** Opening Source data block **
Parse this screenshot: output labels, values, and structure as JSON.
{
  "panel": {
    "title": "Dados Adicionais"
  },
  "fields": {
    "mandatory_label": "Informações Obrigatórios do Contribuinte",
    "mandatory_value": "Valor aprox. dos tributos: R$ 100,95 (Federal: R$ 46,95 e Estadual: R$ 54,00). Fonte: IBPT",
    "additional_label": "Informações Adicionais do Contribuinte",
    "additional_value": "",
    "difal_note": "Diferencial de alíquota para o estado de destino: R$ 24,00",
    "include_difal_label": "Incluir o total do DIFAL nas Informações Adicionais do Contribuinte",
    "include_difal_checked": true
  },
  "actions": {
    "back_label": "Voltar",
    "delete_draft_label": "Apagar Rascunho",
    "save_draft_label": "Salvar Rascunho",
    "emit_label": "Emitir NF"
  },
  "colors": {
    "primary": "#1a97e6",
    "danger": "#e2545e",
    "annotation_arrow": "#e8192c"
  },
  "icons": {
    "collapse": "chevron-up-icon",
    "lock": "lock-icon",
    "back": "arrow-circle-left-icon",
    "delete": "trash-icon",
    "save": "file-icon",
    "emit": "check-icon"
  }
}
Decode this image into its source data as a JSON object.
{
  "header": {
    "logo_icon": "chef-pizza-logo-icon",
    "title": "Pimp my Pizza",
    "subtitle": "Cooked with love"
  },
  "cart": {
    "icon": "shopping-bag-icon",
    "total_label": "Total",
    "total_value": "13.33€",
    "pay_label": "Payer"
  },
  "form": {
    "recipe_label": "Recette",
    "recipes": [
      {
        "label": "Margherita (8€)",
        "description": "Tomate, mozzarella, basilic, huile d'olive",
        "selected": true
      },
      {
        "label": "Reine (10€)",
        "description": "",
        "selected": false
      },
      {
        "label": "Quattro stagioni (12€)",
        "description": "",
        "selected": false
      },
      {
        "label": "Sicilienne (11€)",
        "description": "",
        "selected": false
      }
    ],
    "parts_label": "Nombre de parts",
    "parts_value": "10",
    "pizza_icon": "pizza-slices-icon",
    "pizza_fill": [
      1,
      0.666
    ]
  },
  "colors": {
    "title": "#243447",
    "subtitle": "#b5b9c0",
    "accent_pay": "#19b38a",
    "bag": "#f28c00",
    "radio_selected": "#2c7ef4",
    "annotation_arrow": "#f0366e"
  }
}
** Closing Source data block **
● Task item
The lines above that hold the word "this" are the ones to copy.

● Result
Parse this screenshot: output labels, values, and structure as JSON.
Decode this image into its source data as a JSON object.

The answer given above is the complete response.